## Data shown
================

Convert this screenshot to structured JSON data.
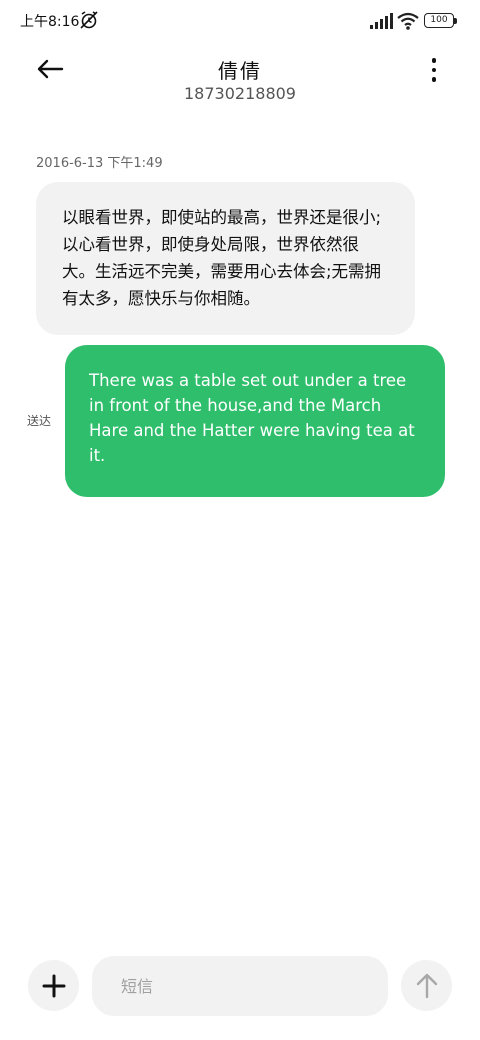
{
  "status_bar": {
    "time": "上午8:16",
    "battery": "100",
    "icons": [
      "alarm-off-icon",
      "signal-icon",
      "wifi-icon",
      "battery-icon"
    ]
  },
  "header": {
    "contact_name": "倩倩",
    "phone_number": "18730218809",
    "back_icon": "arrow-left-icon",
    "menu_icon": "more-vertical-icon"
  },
  "conversation": {
    "timestamp": "2016-6-13 下午1:49",
    "incoming_message": "以眼看世界，即使站的最高，世界还是很小;以心看世界，即使身处局限，世界依然很大。生活远不完美，需要用心去体会;无需拥有太多，愿快乐与你相随。",
    "outgoing_message": "There was a table set out under a tree in front of the house,and the March Hare and the Hatter were having tea at it.",
    "outgoing_status": "送达"
  },
  "composer": {
    "placeholder": "短信",
    "add_icon": "plus-icon",
    "send_icon": "arrow-up-icon"
  },
  "colors": {
    "outgoing_bubble": "#2fbf6c",
    "incoming_bubble": "#f2f2f2",
    "background": "#ffffff"
  }
}
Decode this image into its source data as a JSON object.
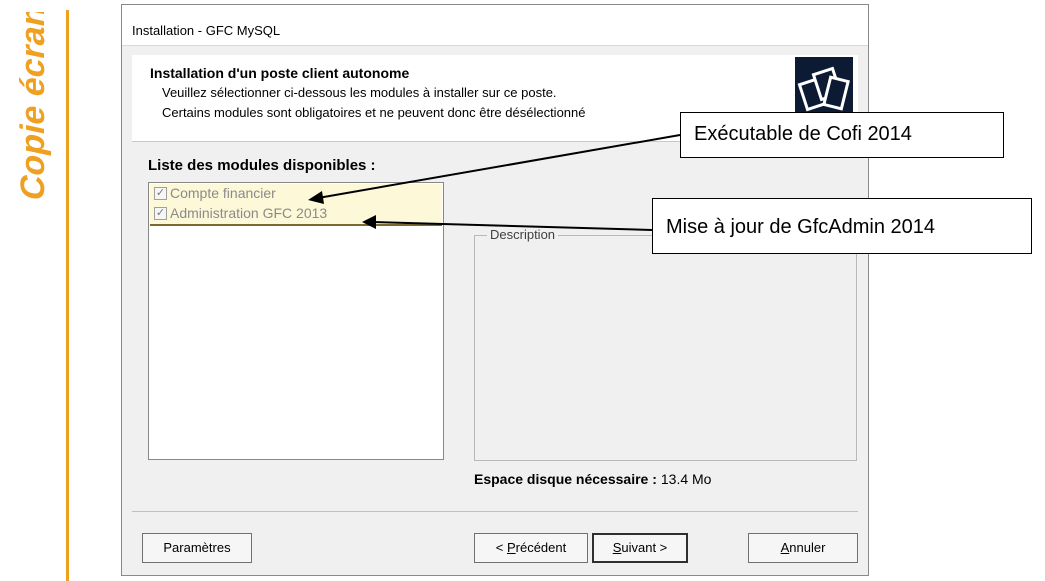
{
  "side_label": "Copie écran",
  "dialog": {
    "title": "Installation - GFC MySQL",
    "header": {
      "title": "Installation d'un poste client autonome",
      "line1": "Veuillez sélectionner ci-dessous les modules à installer sur ce poste.",
      "line2": "Certains modules sont obligatoires et ne peuvent donc être désélectionné"
    },
    "modules_title": "Liste des modules disponibles :",
    "modules": [
      {
        "label": "Compte financier",
        "checked": true,
        "disabled": true
      },
      {
        "label": "Administration GFC 2013",
        "checked": true,
        "disabled": true
      }
    ],
    "description_label": "Description",
    "disk_label": "Espace disque nécessaire :",
    "disk_value": "13.4 Mo",
    "buttons": {
      "params": "Paramètres",
      "prev_prefix": "< ",
      "prev_ul": "P",
      "prev_rest": "récédent",
      "next_ul": "S",
      "next_rest": "uivant >",
      "cancel_ul": "A",
      "cancel_rest": "nnuler"
    }
  },
  "callouts": {
    "cofi": "Exécutable de Cofi 2014",
    "gfc": "Mise à jour de GfcAdmin 2014"
  },
  "colors": {
    "accent_orange": "#f0a020",
    "module_highlight": "#fdf8d8"
  }
}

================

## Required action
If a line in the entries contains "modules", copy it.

## Problem solution
      "line1": "Veuillez sélectionner ci-dessous les modules à installer sur ce poste.",
      "line2": "Certains modules sont obligatoires et ne peuvent donc être désélectionné"
    "modules_title": "Liste des modules disponibles :",
    "modules": [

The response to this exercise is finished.